"Compulsively readable . . . a rare combination of wit, empathy, candor, and shrewd sleuthing, [The Beneficiary] is a multigenerational story that encompasses the Gilded Age, great wealth and two World Wars, suicide and secret affairs, hidden diaries and the life-long impact of alcohol. The world of wealth and privilege Scott recreates so vividly may be hard for the rest of us to imagine, but everyone will recognize the flawed but fascinating human beings at its heart. Not to be missed.” —Geoffrey C. Ward, author of the National Book Critics Circle Award–winning, Pulitzer Prize–finalist A First-Class Temperament: The Emergence of Franklin Roosevelt, 1905–1928
"Janny Scott writes with powerful love and no-nonsense honesty in equal parts. Her Philadelphia Main Line forebears come off as admirable, hilarious, sometimes awful, and sometimes heart-wrenching in their fates—immensely fun to read about and hard to categorize. This elegant memoir offers a vertiginous look at where our age of inequality might lead." —Ian Frazier, nationally bestselling author of Family and Great Plains
"Janny Scott set out to write a book about her father and his and her glamorous, eccentric, fabulously rich and spoiled forebears. She did so magnificently, but her book is more than a family saga. It is a detailed social history of a vanished era in our past, of a place and time quite unlike our own." —David Nasaw, New York Times bestselling author of The Patriarch: The Remarkable Life and Turbulent Times of Joseph P. Kennedy and Pulitzer Prize–finalist Andrew Carnegie
"A remarkable book . . . Scott, who has an eye for the telling detail, writes with wit and flair." —Frances FitzGerald, author of National Book Critics Circle Award–winning, National Book Award–finalist The Evangelicals: The Struggle to Shape America
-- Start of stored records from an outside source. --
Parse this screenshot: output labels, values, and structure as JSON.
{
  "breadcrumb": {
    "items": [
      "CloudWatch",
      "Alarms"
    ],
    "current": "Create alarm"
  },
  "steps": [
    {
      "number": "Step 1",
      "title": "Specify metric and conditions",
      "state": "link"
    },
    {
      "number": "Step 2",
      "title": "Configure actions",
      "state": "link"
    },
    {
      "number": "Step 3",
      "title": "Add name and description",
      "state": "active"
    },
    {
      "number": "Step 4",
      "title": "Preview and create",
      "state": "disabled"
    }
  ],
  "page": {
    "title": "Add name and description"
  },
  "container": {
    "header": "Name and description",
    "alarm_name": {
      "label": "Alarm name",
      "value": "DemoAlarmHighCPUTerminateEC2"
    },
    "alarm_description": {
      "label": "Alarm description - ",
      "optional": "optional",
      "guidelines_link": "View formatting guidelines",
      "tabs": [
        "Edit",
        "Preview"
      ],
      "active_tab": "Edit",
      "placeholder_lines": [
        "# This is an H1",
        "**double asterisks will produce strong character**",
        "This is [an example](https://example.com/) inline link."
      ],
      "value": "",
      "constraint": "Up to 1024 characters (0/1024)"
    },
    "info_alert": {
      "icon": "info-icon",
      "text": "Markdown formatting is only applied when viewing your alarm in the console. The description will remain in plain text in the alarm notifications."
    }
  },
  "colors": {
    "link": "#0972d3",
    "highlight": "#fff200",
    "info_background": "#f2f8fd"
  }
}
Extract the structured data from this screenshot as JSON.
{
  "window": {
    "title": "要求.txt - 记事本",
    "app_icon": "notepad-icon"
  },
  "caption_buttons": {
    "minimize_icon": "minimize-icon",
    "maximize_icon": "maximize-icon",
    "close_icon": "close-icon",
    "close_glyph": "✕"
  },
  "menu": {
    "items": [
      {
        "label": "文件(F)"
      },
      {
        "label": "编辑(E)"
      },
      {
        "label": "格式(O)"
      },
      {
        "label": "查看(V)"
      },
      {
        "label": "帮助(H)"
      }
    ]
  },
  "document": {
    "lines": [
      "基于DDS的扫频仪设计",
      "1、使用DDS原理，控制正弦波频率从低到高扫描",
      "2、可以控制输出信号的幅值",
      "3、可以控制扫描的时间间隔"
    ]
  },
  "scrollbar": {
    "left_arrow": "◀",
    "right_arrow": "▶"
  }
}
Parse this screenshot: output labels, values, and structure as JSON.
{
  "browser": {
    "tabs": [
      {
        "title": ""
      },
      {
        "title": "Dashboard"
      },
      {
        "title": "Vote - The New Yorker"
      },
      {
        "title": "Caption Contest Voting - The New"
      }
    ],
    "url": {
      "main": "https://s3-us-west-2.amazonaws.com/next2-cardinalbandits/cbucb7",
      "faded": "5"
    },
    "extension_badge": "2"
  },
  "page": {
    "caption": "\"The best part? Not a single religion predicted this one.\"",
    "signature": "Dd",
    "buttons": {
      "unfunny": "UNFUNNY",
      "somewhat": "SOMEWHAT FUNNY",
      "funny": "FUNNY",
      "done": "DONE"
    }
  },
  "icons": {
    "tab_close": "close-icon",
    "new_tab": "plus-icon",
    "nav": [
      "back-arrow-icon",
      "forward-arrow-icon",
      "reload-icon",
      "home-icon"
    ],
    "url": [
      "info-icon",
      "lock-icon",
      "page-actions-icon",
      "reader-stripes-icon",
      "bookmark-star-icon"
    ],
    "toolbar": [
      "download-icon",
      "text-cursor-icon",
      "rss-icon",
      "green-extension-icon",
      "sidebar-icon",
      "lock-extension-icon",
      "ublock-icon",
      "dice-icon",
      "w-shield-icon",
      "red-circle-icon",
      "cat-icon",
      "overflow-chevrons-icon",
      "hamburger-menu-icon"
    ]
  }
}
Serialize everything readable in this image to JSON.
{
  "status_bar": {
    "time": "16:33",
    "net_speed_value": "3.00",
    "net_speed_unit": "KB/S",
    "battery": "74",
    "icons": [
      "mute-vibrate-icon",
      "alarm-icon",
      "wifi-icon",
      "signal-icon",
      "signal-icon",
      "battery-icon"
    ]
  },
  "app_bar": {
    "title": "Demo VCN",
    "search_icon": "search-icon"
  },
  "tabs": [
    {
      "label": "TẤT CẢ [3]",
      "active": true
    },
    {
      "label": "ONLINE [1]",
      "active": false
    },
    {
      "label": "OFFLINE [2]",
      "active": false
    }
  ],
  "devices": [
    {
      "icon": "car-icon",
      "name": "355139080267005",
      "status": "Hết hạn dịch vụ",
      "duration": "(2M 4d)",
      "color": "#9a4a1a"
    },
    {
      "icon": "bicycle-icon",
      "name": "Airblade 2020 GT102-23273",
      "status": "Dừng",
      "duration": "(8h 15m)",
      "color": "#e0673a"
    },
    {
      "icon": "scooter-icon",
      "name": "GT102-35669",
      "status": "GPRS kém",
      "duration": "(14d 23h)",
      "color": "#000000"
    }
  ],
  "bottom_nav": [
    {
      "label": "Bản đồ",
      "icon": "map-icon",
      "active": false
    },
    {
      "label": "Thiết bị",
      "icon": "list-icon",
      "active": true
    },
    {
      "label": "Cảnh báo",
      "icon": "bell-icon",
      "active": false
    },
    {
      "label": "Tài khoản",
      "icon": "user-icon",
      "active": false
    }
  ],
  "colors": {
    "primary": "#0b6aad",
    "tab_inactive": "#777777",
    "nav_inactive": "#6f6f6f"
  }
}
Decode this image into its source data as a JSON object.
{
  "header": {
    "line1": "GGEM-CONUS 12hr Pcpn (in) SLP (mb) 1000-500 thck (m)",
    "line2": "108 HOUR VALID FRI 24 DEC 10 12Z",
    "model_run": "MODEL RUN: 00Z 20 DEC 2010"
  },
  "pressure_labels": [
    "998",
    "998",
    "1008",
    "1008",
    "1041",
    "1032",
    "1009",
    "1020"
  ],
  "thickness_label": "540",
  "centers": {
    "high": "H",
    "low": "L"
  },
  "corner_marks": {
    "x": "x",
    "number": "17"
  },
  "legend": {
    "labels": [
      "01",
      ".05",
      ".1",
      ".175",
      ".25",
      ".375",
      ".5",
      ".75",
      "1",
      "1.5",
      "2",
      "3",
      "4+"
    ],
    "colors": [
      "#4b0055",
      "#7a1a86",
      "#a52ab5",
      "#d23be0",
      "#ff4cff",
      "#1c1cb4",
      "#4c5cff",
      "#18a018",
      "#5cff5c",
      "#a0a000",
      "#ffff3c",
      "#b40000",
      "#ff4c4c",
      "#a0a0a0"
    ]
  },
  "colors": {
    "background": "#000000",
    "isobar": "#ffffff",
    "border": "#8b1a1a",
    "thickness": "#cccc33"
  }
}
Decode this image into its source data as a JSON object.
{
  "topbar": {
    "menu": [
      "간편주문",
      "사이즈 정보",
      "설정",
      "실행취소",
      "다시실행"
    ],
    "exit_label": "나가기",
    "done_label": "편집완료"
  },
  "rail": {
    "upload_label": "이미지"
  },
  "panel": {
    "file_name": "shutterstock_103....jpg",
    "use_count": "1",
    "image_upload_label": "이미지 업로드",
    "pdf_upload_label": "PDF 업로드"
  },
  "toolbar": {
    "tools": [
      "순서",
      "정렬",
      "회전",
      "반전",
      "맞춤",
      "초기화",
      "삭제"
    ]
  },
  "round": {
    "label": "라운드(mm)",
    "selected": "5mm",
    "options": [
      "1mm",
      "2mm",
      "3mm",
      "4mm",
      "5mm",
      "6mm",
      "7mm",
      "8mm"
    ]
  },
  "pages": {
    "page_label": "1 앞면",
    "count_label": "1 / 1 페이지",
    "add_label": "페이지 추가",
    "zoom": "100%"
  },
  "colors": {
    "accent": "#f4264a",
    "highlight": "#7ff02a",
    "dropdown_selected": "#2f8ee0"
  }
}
Praise for A Singular Woman:
"An ambitious new biography. . . Scott pursues a more perplexing and elusive figure than the one Obama pieced together in his own books."—The New York Times Book Review
"Even Obama knew that he had not done his extraordinarily interesting mother justice. Janny Scott . . . does. She portrays Dunham as a feminist, an utterly independent spirit, a cultural anthropologist, and an international development officer who surely helped shape the internationalist, post-Vietnam-era worldview of her son. Scott's book is tirelessly researched, and the sections covering Dunham's life in Indonesia especially are new and valuable to the accumulating biography of Obama's extended global family."—The New Yorker
"Janny Scott packs two and a half years of research into her bio of Stanley Ann Dunham, the quixotic anthropologist who raised a president."—People
"The restrained, straight-ahead focus—rather in the spirit, it turns out, of Dunham herself—pays off. By recovering Obama's mother from obscurity, A Singular Woman adds in a meaningful way to an understanding of a singular president."—Slate
"The key to understanding the disciplined and often impassive 44th president is his mother, as Janny Scott, a reporter for The New York Times, decisively demonstrates in her new biography, A Singular Woman. . . . Scott [uses] meticulous reporting, archival research and extensive interviews with Dunham's colleagues, friends, and family, including the president and his sister. What emerges is a portrait of a woman who is both disciplined and disorganized, blunt-spoken and empathetic, driven and devoted to her children, even as she ruefully admits her failings and frets over her distance from them."—The Washington Post
"Meticulously researched and well-written . . . a necessary counterpart and corrective to Obama's first book, Dreams from My Father."—Financial Times